Problem details :: Examine each line of the data, and copy the ones containing "price".
# # # #
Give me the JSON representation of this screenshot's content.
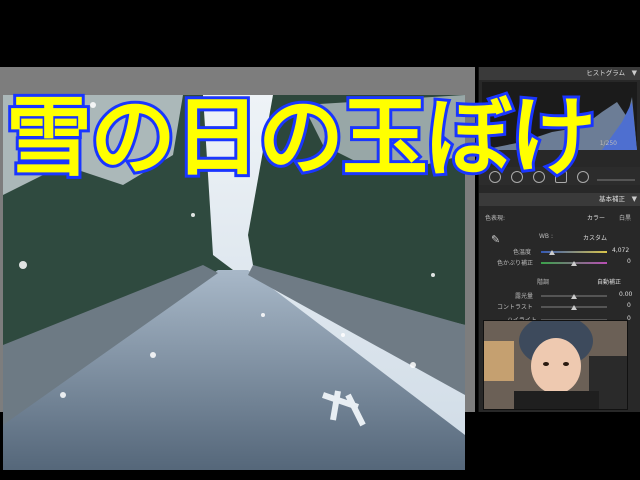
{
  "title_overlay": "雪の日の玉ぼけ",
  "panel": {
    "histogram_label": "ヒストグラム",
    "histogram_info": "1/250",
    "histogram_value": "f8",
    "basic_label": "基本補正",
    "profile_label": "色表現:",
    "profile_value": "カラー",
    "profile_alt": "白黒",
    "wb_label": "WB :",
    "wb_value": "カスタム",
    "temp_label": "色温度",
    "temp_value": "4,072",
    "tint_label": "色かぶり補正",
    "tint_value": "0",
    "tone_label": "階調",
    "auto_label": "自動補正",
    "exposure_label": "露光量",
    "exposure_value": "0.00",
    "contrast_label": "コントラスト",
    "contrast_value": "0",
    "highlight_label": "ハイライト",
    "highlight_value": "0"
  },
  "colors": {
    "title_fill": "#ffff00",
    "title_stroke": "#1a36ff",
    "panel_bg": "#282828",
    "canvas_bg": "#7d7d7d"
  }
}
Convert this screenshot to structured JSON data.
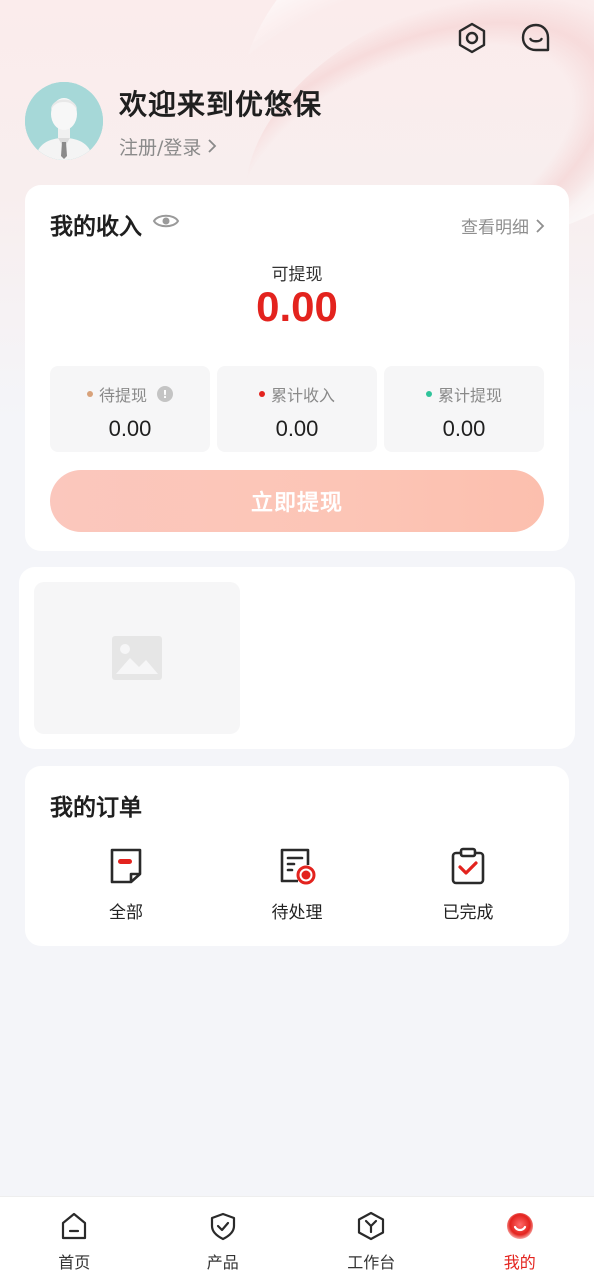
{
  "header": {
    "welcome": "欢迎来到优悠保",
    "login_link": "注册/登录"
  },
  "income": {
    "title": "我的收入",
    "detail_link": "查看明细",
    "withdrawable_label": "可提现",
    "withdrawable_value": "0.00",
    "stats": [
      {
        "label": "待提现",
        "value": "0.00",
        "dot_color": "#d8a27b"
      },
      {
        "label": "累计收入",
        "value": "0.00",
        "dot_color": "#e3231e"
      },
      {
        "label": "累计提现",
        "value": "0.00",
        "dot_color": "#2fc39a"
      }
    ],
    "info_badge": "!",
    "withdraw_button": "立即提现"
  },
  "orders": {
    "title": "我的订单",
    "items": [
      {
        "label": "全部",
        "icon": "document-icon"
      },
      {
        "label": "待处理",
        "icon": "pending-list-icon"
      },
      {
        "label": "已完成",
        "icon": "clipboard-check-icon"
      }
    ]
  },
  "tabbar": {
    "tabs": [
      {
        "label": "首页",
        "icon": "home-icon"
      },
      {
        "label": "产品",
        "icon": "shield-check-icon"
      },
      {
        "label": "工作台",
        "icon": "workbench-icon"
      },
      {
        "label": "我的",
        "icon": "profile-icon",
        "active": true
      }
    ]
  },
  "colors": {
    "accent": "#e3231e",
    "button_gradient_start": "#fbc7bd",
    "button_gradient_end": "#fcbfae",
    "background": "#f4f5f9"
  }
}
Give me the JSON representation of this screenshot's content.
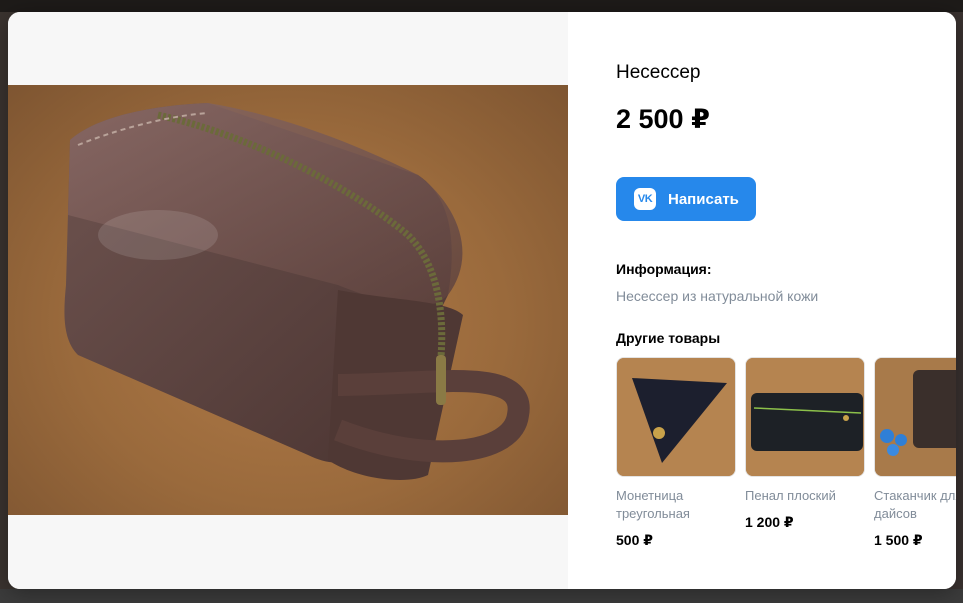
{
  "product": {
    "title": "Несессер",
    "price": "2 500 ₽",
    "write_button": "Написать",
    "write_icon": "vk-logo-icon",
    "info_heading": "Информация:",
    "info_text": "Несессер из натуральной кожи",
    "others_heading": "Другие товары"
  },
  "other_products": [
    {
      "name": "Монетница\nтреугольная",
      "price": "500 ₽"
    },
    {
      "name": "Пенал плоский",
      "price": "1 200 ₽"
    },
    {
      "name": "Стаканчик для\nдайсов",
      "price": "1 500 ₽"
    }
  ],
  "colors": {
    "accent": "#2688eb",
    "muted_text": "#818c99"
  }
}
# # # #
Written response ::
    "price": "2 500 ₽",
      "price": "500 ₽"
      "price": "1 200 ₽"
      "price": "1 500 ₽"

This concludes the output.